Content starts

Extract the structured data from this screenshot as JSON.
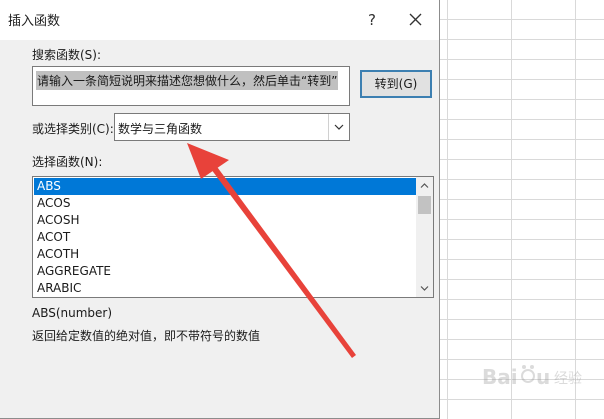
{
  "dialog": {
    "title": "插入函数",
    "help_glyph": "?",
    "search_label": "搜索函数(S):",
    "search_value": "请输入一条简短说明来描述您想做什么，然后单击“转到”",
    "goto_button": "转到(G)",
    "category_label": "或选择类别(C):",
    "category_value": "数学与三角函数",
    "function_list_label": "选择函数(N):",
    "functions": [
      {
        "name": "ABS",
        "selected": true
      },
      {
        "name": "ACOS",
        "selected": false
      },
      {
        "name": "ACOSH",
        "selected": false
      },
      {
        "name": "ACOT",
        "selected": false
      },
      {
        "name": "ACOTH",
        "selected": false
      },
      {
        "name": "AGGREGATE",
        "selected": false
      },
      {
        "name": "ARABIC",
        "selected": false
      }
    ],
    "signature": "ABS(number)",
    "description": "返回给定数值的绝对值，即不带符号的数值"
  },
  "colors": {
    "selection": "#0078d7",
    "annotation_arrow": "#e8423a",
    "button_border": "#3c7fb1"
  },
  "watermark": {
    "text": "Baidu 经验"
  }
}
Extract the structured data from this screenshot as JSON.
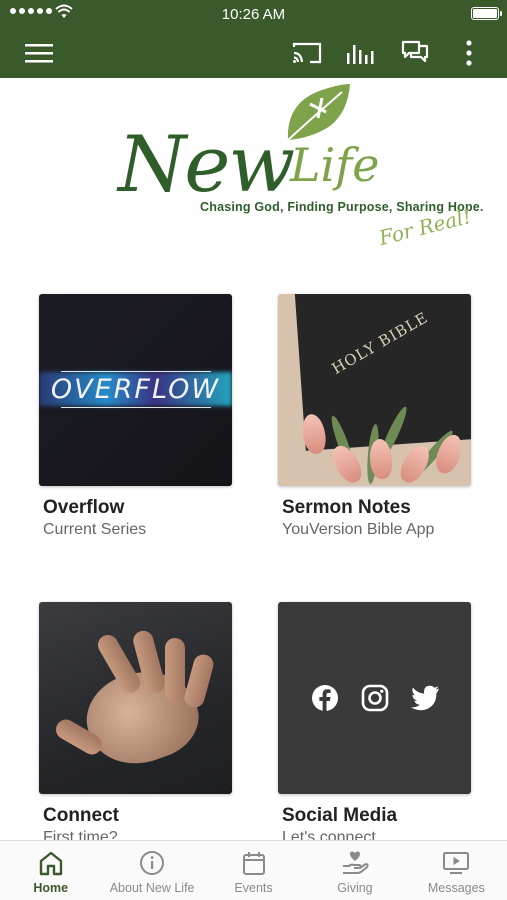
{
  "status_bar": {
    "time": "10:26 AM"
  },
  "toolbar": {
    "icons": [
      "menu-icon",
      "cast-icon",
      "audio-bars-icon",
      "chat-icon",
      "more-vertical-icon"
    ]
  },
  "logo": {
    "new": "New",
    "life": "Life",
    "tagline": "Chasing God, Finding Purpose, Sharing Hope.",
    "for_real": "For Real!"
  },
  "cards": [
    {
      "title": "Overflow",
      "subtitle": "Current Series",
      "image_text": "OVERFLOW"
    },
    {
      "title": "Sermon Notes",
      "subtitle": "YouVersion Bible App",
      "image_text": "HOLY BIBLE"
    },
    {
      "title": "Connect",
      "subtitle": "First time?"
    },
    {
      "title": "Social Media",
      "subtitle": "Let's connect",
      "icons": [
        "facebook-icon",
        "instagram-icon",
        "twitter-icon"
      ]
    }
  ],
  "bottom_nav": {
    "items": [
      {
        "label": "Home",
        "icon": "home-icon",
        "active": true
      },
      {
        "label": "About New Life",
        "icon": "info-icon",
        "active": false
      },
      {
        "label": "Events",
        "icon": "calendar-icon",
        "active": false
      },
      {
        "label": "Giving",
        "icon": "giving-hand-icon",
        "active": false
      },
      {
        "label": "Messages",
        "icon": "play-video-icon",
        "active": false
      }
    ]
  },
  "colors": {
    "primary": "#3a5a2b",
    "logo_dark": "#2f5e2b",
    "logo_light": "#7fa34a"
  }
}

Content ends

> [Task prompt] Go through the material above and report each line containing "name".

> [Answer section]
        "name": "ABS",
        "name": "ACOS",
        "name": "ACOSH",
        "name": "ACOT",
        "name": "ACOTH",
        "name": "AGGREGATE",
        "name": "ARABIC",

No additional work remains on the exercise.